one finds the above to be just the Jacobi identity. Thus, one has the important result that the space of vector fields over M, equiped with the the Lie bracket, forms a Lie algebra.

## Lie derivative of tensor fields

In differential geometry, if we have a differentiable tensor T of rank (p q) (i.e. a differentiable linear map of smooth sections,

α, β, ...

of the cotangent bundle T*M and

X, Y, ...

of the tangent bundle TM,

T(α,β,...,X,Y,...)

such that for any smooth functions

f1,...,fp,...,fp+q, T(f1α,f2β,...,fp+1X,fp+2Y,...)=f1f2...fp+1fp+2...fp+qT(α,β,...,X,Y,...))

and a differentiable vector field (section of the tangent bundle) A, then the linear map

AT)(α,β,...,X,Y,...)≡∇A T(α,β,...,X,Y,...)-∇T(-,β,...,X,Y,...)A(α)-...+ T(α,β,...,∇XA,Y,...)+...

is independent of the connection ∇ used; as long as it is torsion-free, and in fact, is a tensor. This tensor is called the Lie derivative of T with respect to A.

In other words, if you have a tensor field T and an infinitesimal generator of a diffeomorphism given by a vector field U, then $\mathcal{L}_UT$ is nothing other than the infinitesimal change in T under the infinitesimal diffeomorphism.

Alternately, given the vector field U, let ψ be the family of integral curves of U, as given above. Note that ψ is a local 1-parameter group of local diffeomorphisms.
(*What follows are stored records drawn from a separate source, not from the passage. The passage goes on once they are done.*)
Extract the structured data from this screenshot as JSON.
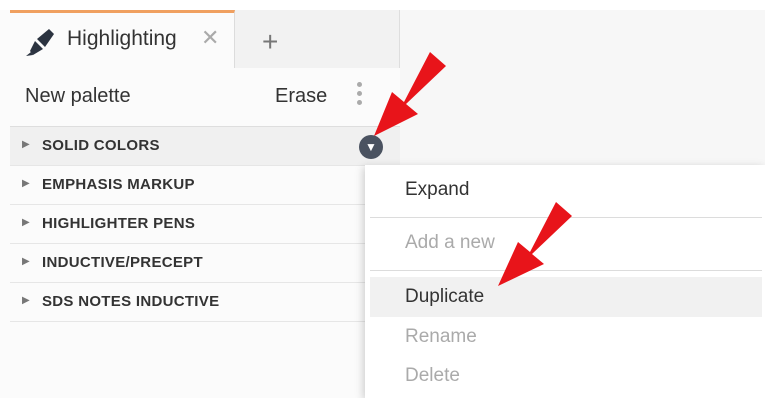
{
  "tab": {
    "label": "Highlighting",
    "close_glyph": "✕",
    "icon": "highlighter-pen-icon"
  },
  "add_tab_glyph": "+",
  "toolbar": {
    "new_palette_label": "New palette",
    "erase_label": "Erase"
  },
  "palettes": [
    {
      "label": "SOLID COLORS"
    },
    {
      "label": "EMPHASIS MARKUP"
    },
    {
      "label": "HIGHLIGHTER PENS"
    },
    {
      "label": "INDUCTIVE/PRECEPT"
    },
    {
      "label": "SDS NOTES INDUCTIVE"
    }
  ],
  "menu": {
    "expand": "Expand",
    "add_new": "Add a new",
    "duplicate": "Duplicate",
    "rename": "Rename",
    "delete": "Delete"
  },
  "colors": {
    "accent_tab": "#f0a060",
    "annotation_arrow": "#e8141a",
    "dropdown_button": "#4a5260"
  }
}
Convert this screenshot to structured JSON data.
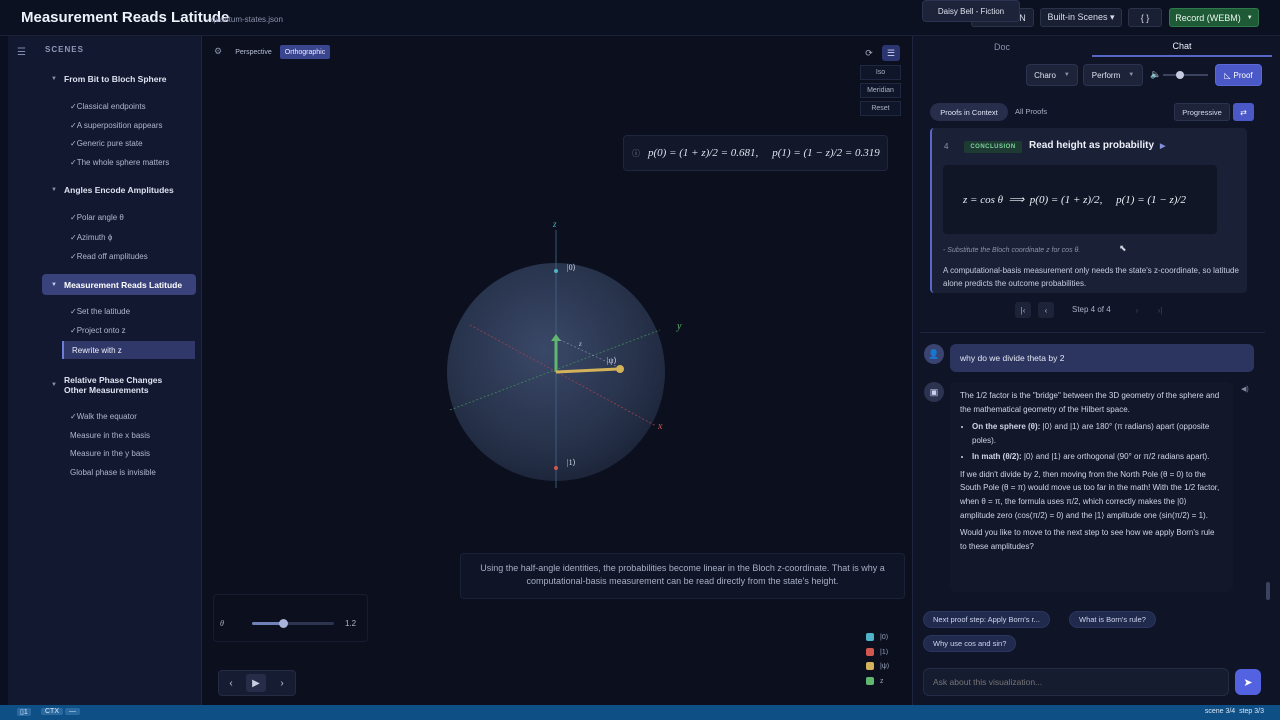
{
  "app": {
    "title": "Measurement Reads Latitude",
    "file": "- quantum-states.json"
  },
  "toolbar": {
    "load_json": "Load JSON",
    "built_in": "Built-in Scenes ▾",
    "braces": "{ }",
    "record": "Record (WEBM)"
  },
  "sidebar": {
    "heading": "SCENES",
    "sections": [
      {
        "title": "From Bit to Bloch Sphere",
        "items": [
          "Classical endpoints",
          "A superposition appears",
          "Generic pure state",
          "The whole sphere matters"
        ]
      },
      {
        "title": "Angles Encode Amplitudes",
        "items": [
          "Polar angle θ",
          "Azimuth ϕ",
          "Read off amplitudes"
        ]
      },
      {
        "title": "Measurement Reads Latitude",
        "items": [
          "Set the latitude",
          "Project onto z",
          "Rewrite with z"
        ]
      },
      {
        "title": "Relative Phase Changes Other Measurements",
        "items": [
          "Walk the equator",
          "Measure in the x basis",
          "Measure in the y basis",
          "Global phase is invisible"
        ]
      }
    ],
    "check": "✓"
  },
  "viewport": {
    "perspective": "Perspective",
    "orthographic": "Orthographic",
    "iso": "Iso",
    "meridian": "Meridian",
    "reset": "Reset",
    "formula": {
      "p0": "p(0) = (1 + z)/2 = 0.681,",
      "p1": "p(1) = (1 − z)/2 = 0.319"
    },
    "axis_z": "z",
    "axis_y": "y",
    "axis_x": "x",
    "ket0": "|0⟩",
    "ket1": "|1⟩",
    "ketpsi": "|ψ⟩",
    "z_tick": "z",
    "caption": "Using the half-angle identities, the probabilities become linear in the Bloch z-coordinate. That is why a computational-basis measurement can be read directly from the state's height.",
    "slider_label": "θ",
    "slider_value": "1.2",
    "slider_fraction": 0.38,
    "legend": [
      {
        "label": "|0⟩",
        "color": "#4fb3c9"
      },
      {
        "label": "|1⟩",
        "color": "#d0584f"
      },
      {
        "label": "|ψ⟩",
        "color": "#d4b25a"
      },
      {
        "label": "z",
        "color": "#5fb86d"
      }
    ]
  },
  "right": {
    "tab_doc": "Doc",
    "tab_chat": "Chat",
    "song": "Daisy Bell - Fiction",
    "voice": "Charo",
    "mode": "Perform",
    "proof_btn": "Proof",
    "proofs_in_context": "Proofs in Context",
    "all_proofs": "All Proofs",
    "progressive": "Progressive",
    "step_num": "4",
    "badge": "CONCLUSION",
    "step_title": "Read height as probability",
    "math_line": "z = cos θ  ⟹  p(0) = (1 + z)/2,     p(1) = (1 − z)/2",
    "substitute": "- Substitute the Bloch coordinate z for cos θ.",
    "explanation": "A computational-basis measurement only needs the state's z-coordinate, so latitude alone predicts the outcome probabilities.",
    "step_of": "Step 4 of 4"
  },
  "chat": {
    "user_msg": "why do we divide theta by 2",
    "p1": "The 1/2 factor is the \"bridge\" between the 3D geometry of the sphere and the mathematical geometry of the Hilbert space.",
    "b1_head": "On the sphere (θ):",
    "b1_text": "|0⟩ and |1⟩ are 180° (π radians) apart (opposite poles).",
    "b2_head": "In math (θ/2):",
    "b2_text": "|0⟩ and |1⟩ are orthogonal (90° or π/2 radians apart).",
    "p2": "If we didn't divide by 2, then moving from the North Pole (θ = 0) to the South Pole (θ = π) would move us too far in the math! With the 1/2 factor, when θ = π, the formula uses π/2, which correctly makes the |0⟩ amplitude zero (cos(π/2) = 0) and the |1⟩ amplitude one (sin(π/2) = 1).",
    "p3": "Would you like to move to the next step to see how we apply Born's rule to these amplitudes?",
    "chips": [
      "Next proof step: Apply Born's r...",
      "What is Born's rule?",
      "Why use cos and sin?"
    ],
    "placeholder": "Ask about this visualization..."
  },
  "status": {
    "left1": "1",
    "ctx": "CTX",
    "right": "scene 3/4  step 3/3"
  }
}
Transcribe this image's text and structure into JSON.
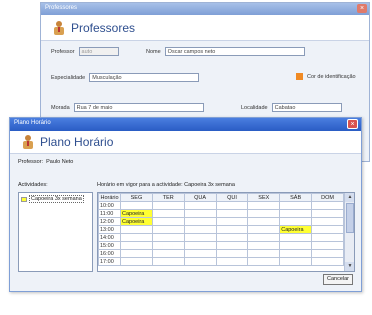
{
  "back_window": {
    "title": "Professores",
    "header_title": "Professores",
    "fields": {
      "professor_label": "Professor",
      "professor_value": "auto",
      "nome_label": "Nome",
      "nome_value": "Oscar campos neto",
      "especialidade_label": "Especialidade",
      "especialidade_value": "Musculação",
      "cor_label": "Cor de identificação",
      "morada_label": "Morada",
      "morada_value": "Rua 7 de maio",
      "localidade_label": "Localidade",
      "localidade_value": "Cabatao"
    },
    "colors": {
      "identification": "#f08a24"
    }
  },
  "front_window": {
    "title": "Plano Horário",
    "header_title": "Plano Horário",
    "professor_label": "Professor:",
    "professor_name": "Paulo Neto",
    "activities_label": "Actividades:",
    "schedule_label": "Horário em vigor para a actividade: Capoeira 3x semana",
    "activities": [
      {
        "name": "Capoeira 3x semana",
        "color": "#ffff33"
      }
    ],
    "columns": [
      "Horário",
      "SEG",
      "TER",
      "QUA",
      "QUI",
      "SEX",
      "SÁB",
      "DOM"
    ],
    "rows": [
      {
        "time": "10:00",
        "cells": [
          "",
          "",
          "",
          "",
          "",
          "",
          ""
        ]
      },
      {
        "time": "11:00",
        "cells": [
          "Capoeira",
          "",
          "",
          "",
          "",
          "",
          ""
        ]
      },
      {
        "time": "12:00",
        "cells": [
          "Capoeira",
          "",
          "",
          "",
          "",
          "",
          ""
        ]
      },
      {
        "time": "13:00",
        "cells": [
          "",
          "",
          "",
          "",
          "",
          "Capoeira",
          ""
        ]
      },
      {
        "time": "14:00",
        "cells": [
          "",
          "",
          "",
          "",
          "",
          "",
          ""
        ]
      },
      {
        "time": "15:00",
        "cells": [
          "",
          "",
          "",
          "",
          "",
          "",
          ""
        ]
      },
      {
        "time": "16:00",
        "cells": [
          "",
          "",
          "",
          "",
          "",
          "",
          ""
        ]
      },
      {
        "time": "17:00",
        "cells": [
          "",
          "",
          "",
          "",
          "",
          "",
          ""
        ]
      }
    ],
    "close_button": "Cancelar"
  }
}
Let ψ * be the pullback induced by ψ. Then the Lie derivative of the tensor field T at the point p is given by

$\mathcal{L}_UT=\frac{d}{dt}\left(\psi^*_t T\right) \vert_{\psi(t)=p}$.